(Excerpts from an interface dataset)
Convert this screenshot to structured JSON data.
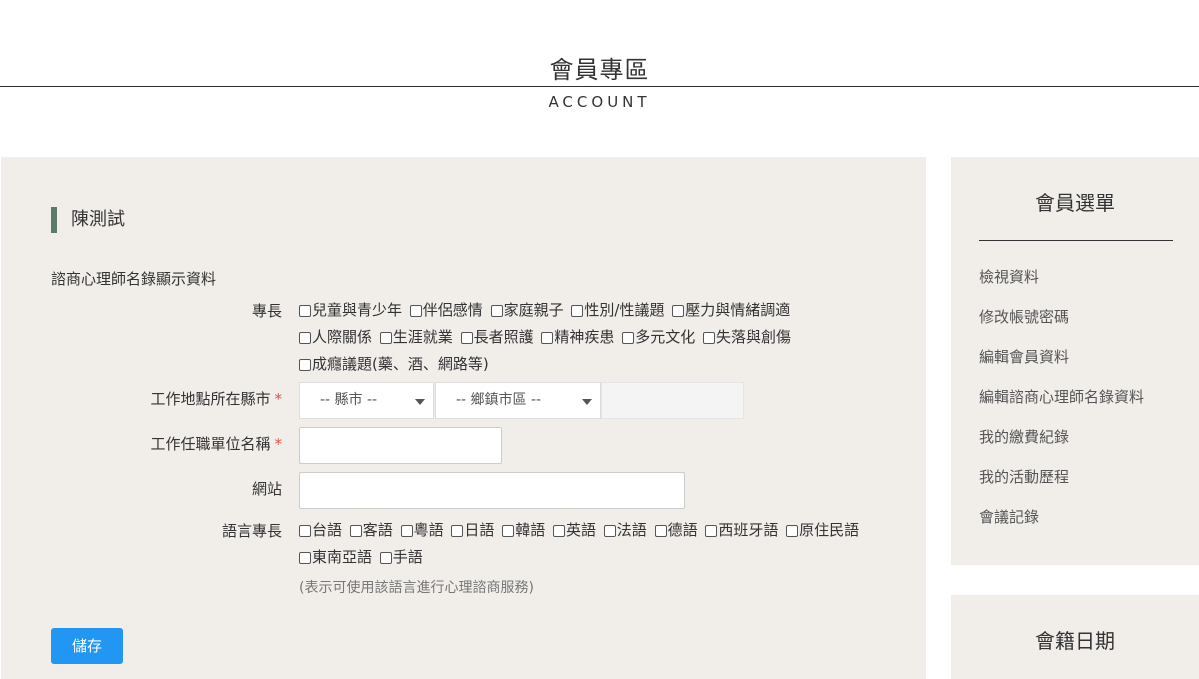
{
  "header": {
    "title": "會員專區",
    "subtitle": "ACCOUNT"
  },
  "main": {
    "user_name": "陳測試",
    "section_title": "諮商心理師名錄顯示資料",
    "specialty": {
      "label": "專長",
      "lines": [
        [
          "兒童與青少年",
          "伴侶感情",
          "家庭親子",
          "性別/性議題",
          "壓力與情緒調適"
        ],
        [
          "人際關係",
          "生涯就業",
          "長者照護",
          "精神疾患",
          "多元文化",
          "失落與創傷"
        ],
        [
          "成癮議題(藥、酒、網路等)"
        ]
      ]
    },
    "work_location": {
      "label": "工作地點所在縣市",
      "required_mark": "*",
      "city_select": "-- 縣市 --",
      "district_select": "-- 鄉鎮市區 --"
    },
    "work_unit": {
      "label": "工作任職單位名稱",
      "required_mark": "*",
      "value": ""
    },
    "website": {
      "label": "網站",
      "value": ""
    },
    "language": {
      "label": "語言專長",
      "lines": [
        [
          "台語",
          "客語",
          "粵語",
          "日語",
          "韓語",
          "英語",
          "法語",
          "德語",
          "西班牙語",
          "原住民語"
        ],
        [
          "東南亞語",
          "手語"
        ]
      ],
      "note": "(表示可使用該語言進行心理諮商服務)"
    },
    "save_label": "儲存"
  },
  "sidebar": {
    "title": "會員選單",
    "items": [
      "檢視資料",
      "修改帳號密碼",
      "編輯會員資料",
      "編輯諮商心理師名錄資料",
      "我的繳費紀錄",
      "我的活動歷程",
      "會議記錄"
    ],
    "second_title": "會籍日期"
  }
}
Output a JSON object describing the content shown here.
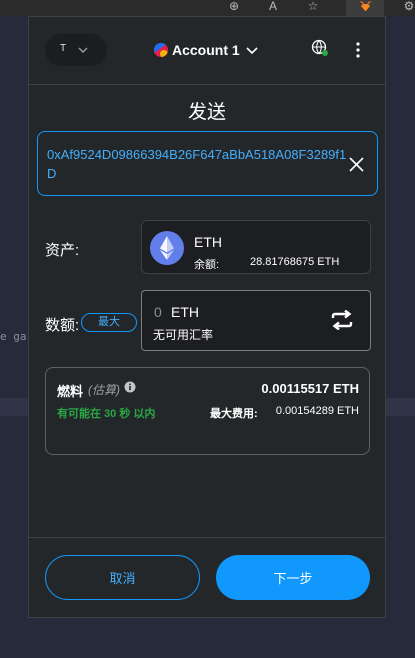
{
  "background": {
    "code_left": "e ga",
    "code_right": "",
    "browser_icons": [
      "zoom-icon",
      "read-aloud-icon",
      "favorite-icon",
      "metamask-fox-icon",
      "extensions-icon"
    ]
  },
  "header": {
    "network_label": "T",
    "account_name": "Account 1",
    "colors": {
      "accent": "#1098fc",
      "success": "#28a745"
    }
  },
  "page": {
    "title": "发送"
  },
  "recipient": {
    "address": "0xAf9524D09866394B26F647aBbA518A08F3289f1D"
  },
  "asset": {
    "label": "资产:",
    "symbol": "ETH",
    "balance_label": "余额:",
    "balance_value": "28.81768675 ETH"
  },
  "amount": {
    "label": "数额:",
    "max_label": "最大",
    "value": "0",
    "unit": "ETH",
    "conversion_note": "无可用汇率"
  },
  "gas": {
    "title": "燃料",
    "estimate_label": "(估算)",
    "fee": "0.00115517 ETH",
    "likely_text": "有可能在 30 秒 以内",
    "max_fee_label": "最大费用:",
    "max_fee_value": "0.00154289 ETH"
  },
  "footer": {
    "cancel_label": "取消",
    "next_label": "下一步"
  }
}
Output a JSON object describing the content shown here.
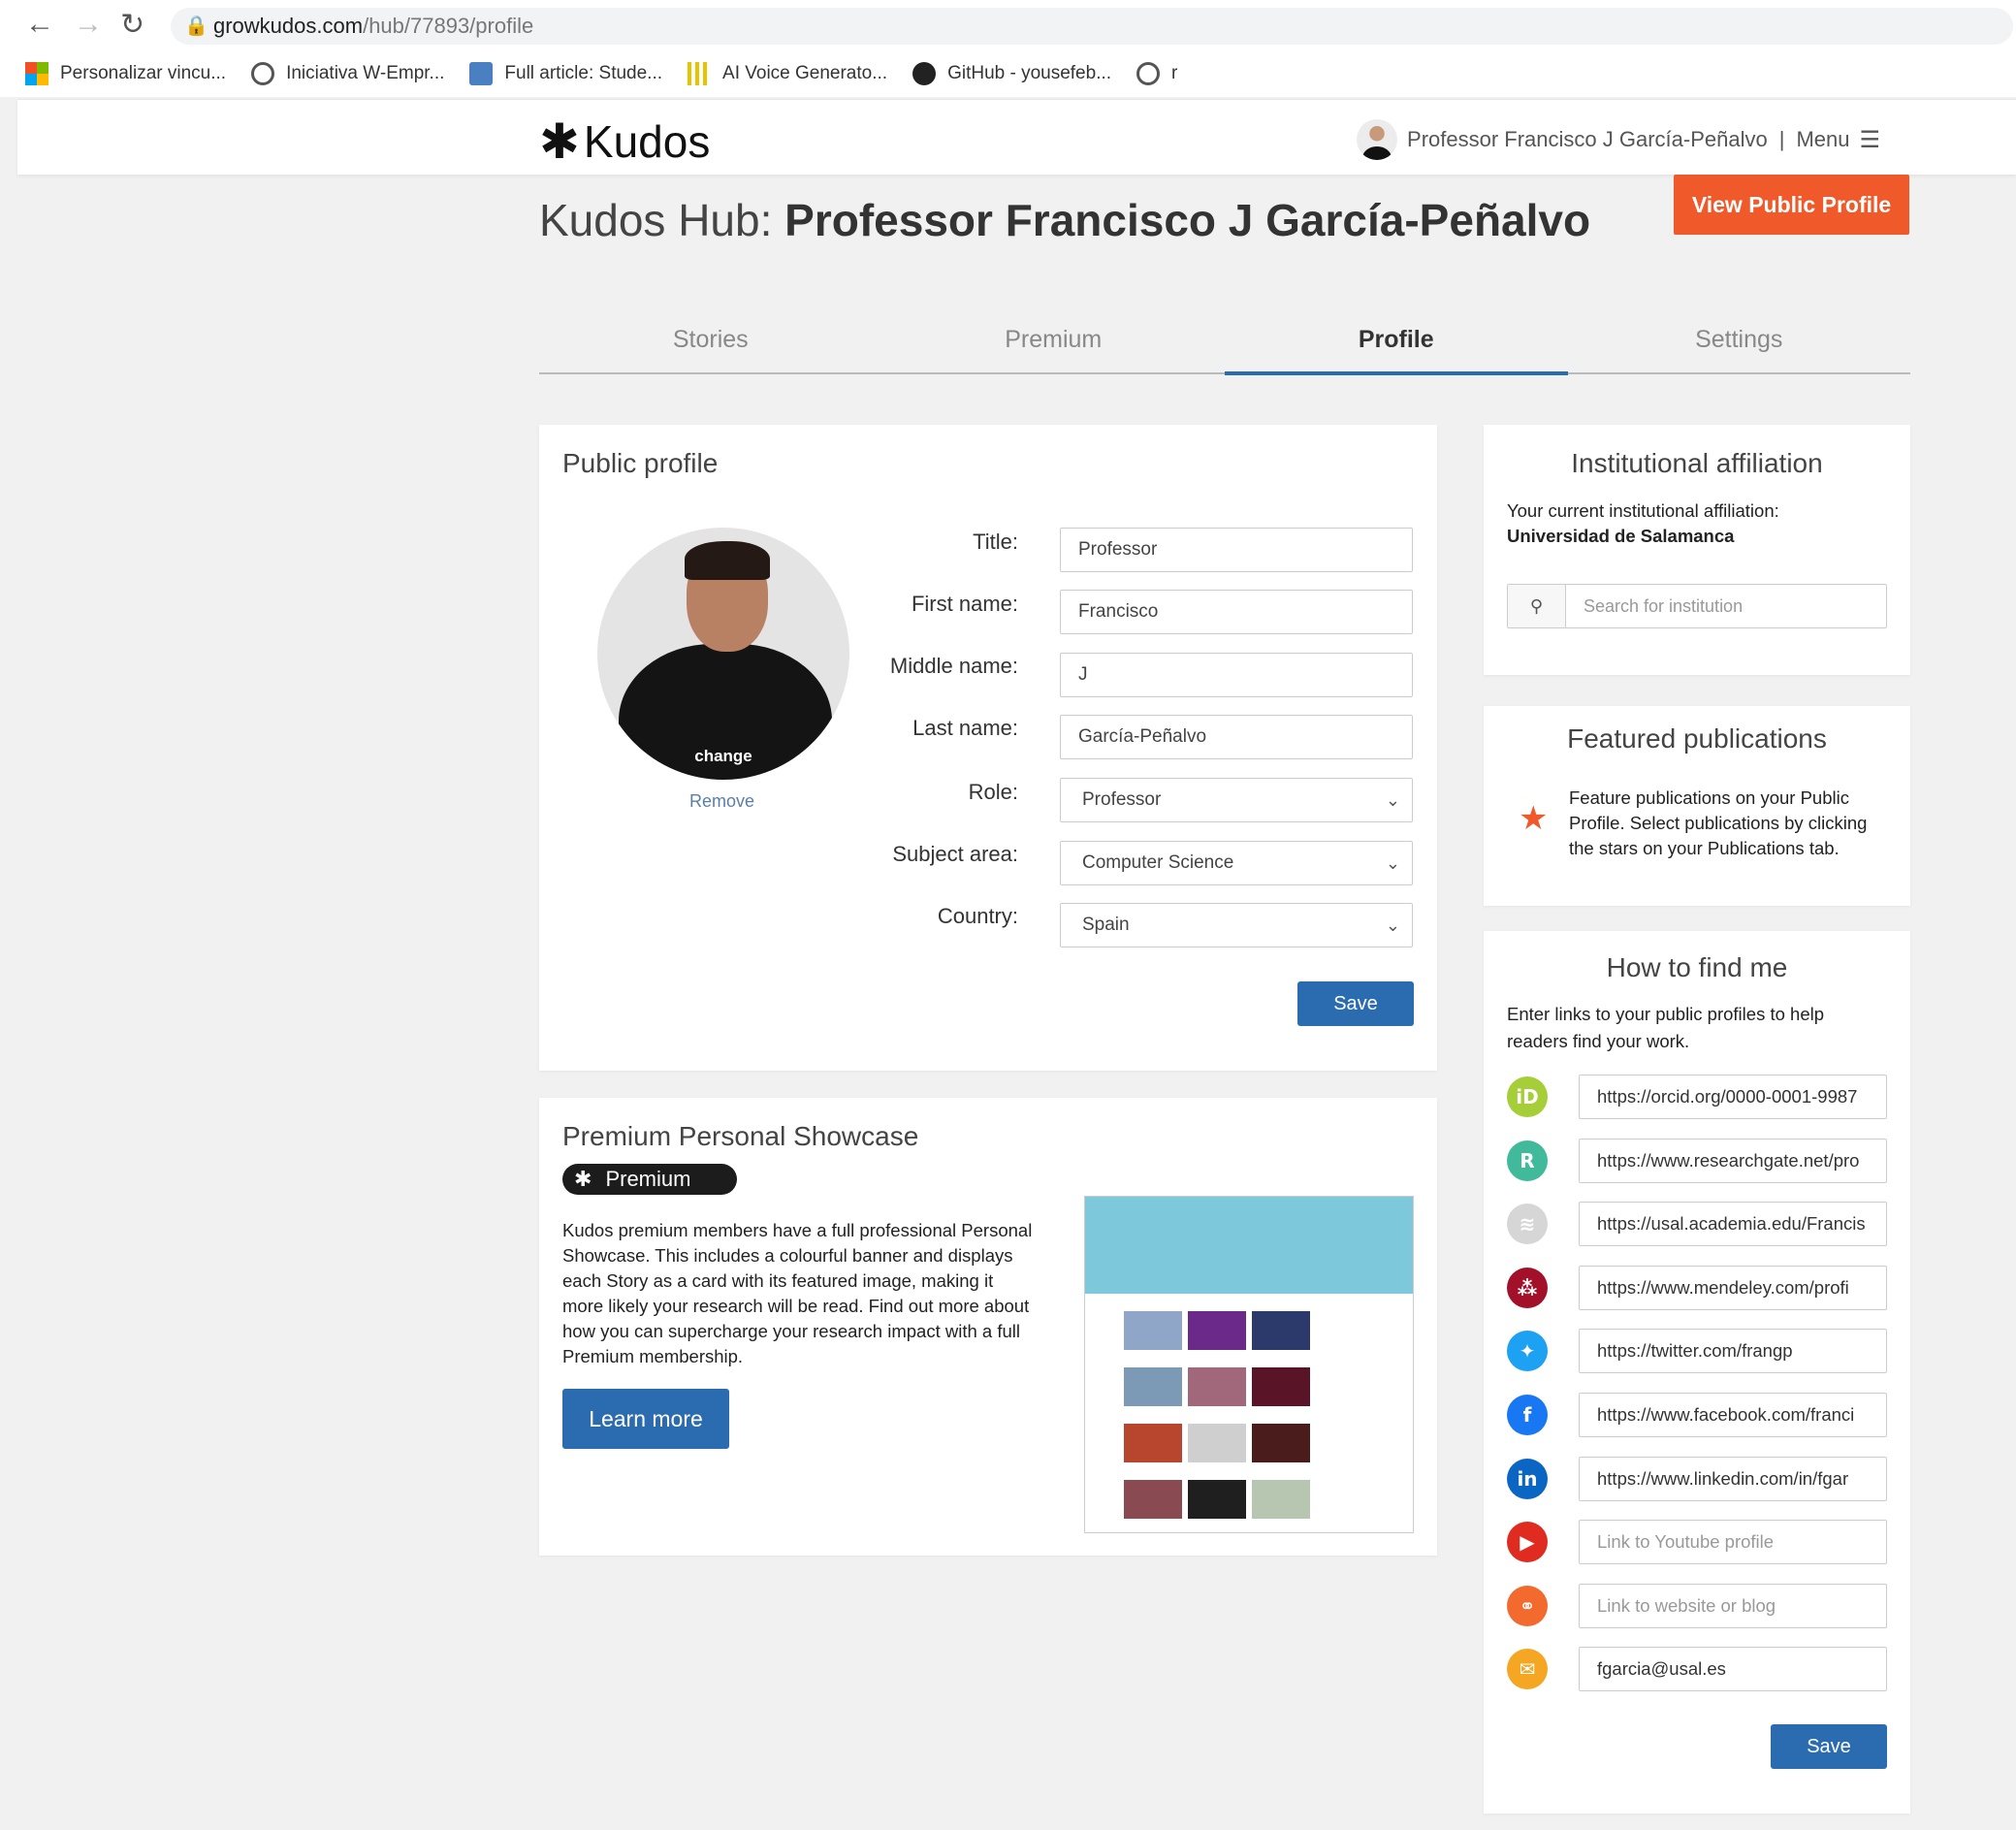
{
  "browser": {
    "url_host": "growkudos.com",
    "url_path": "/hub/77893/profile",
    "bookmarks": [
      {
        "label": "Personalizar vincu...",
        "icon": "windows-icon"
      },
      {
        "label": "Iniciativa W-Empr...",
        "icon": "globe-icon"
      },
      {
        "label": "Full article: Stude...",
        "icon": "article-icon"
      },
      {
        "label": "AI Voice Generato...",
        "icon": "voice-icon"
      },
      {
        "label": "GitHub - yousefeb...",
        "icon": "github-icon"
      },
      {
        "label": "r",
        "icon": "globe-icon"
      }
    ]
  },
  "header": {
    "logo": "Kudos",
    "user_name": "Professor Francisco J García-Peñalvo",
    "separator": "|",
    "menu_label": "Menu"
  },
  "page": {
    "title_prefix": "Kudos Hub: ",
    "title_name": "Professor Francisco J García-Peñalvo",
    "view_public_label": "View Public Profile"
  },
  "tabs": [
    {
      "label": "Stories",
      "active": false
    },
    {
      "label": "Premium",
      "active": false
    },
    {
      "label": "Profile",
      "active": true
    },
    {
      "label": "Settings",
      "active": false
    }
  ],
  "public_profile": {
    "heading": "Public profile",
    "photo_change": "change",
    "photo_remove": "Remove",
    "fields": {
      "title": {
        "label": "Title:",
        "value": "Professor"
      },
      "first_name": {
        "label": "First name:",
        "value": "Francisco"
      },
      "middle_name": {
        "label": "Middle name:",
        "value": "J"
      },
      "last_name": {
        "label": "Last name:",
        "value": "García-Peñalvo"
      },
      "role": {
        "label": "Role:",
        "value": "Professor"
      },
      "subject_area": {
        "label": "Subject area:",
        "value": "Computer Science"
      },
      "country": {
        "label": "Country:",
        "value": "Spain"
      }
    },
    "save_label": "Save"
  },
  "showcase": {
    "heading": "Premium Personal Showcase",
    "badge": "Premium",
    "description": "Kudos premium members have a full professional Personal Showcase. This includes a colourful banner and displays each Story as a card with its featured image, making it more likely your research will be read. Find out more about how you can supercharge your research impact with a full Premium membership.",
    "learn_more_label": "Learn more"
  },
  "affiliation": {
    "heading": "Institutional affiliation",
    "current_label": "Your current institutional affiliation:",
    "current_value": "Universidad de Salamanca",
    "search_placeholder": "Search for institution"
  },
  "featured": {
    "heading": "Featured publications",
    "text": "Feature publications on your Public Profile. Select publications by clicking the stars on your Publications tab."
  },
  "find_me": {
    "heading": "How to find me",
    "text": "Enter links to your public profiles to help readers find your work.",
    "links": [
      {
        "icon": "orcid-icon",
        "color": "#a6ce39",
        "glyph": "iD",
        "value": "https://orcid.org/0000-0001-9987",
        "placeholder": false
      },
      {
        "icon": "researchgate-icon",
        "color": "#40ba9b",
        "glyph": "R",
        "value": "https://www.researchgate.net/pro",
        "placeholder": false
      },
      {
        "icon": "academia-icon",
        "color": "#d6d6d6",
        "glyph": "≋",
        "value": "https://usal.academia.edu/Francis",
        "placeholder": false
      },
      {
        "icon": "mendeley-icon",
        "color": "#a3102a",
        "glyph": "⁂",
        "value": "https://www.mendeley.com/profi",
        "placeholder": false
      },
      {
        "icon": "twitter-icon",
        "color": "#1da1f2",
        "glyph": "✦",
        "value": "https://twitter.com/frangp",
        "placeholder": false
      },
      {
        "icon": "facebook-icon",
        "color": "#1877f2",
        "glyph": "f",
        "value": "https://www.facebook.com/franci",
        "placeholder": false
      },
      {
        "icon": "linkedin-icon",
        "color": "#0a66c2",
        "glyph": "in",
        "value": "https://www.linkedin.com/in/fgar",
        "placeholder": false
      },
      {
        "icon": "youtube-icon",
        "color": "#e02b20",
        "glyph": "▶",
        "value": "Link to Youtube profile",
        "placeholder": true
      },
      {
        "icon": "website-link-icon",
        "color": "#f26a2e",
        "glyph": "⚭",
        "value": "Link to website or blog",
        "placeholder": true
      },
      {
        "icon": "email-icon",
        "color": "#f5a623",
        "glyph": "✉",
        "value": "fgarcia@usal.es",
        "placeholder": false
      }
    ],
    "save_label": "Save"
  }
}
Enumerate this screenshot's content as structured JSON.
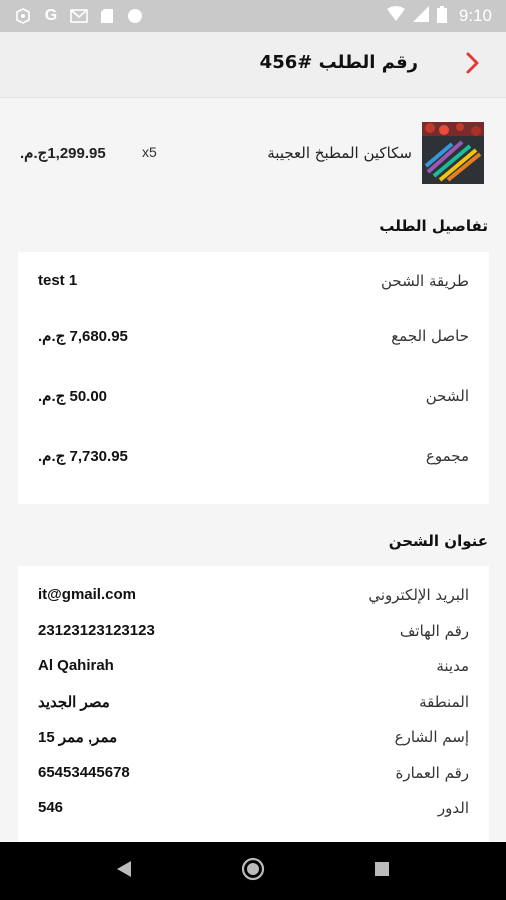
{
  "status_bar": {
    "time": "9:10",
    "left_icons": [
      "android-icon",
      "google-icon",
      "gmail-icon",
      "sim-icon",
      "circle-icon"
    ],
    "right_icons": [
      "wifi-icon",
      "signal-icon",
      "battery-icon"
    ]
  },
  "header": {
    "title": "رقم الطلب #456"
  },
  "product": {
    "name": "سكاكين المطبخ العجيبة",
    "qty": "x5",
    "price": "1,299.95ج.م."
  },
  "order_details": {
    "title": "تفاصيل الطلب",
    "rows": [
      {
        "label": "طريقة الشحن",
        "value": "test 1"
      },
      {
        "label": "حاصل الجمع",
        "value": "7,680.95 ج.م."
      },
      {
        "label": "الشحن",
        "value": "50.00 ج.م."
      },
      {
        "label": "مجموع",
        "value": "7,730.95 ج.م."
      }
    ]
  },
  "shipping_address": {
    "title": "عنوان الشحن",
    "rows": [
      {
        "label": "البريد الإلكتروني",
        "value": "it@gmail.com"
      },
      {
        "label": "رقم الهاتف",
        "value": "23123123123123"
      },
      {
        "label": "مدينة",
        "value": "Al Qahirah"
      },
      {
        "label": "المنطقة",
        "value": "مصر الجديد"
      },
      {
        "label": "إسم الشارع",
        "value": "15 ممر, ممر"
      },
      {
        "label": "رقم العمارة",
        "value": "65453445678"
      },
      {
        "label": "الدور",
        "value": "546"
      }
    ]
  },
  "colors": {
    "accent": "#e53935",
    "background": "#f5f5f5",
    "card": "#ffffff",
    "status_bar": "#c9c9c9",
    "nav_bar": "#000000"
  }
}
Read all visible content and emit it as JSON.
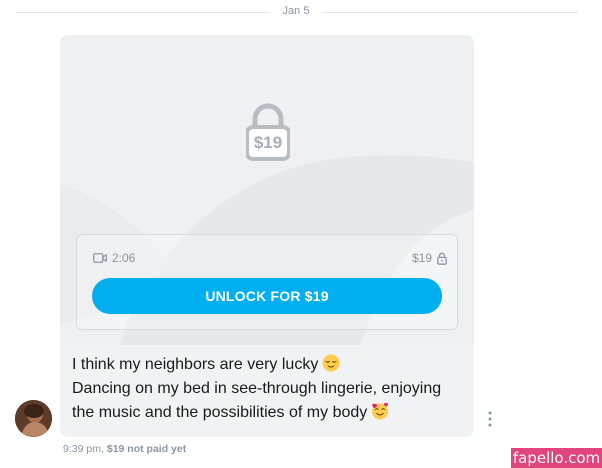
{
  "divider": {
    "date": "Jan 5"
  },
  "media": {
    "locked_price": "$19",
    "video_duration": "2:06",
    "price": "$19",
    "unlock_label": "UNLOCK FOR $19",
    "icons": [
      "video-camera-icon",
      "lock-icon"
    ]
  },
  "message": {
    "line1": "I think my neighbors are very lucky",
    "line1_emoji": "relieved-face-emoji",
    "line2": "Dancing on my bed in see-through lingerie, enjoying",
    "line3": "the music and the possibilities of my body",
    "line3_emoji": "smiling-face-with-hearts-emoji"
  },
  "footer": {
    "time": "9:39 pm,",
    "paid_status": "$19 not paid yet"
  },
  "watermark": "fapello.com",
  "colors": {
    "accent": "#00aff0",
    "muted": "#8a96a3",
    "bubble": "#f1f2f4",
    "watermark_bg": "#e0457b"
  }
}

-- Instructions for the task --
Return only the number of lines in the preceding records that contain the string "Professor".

-- Reply to the task --
4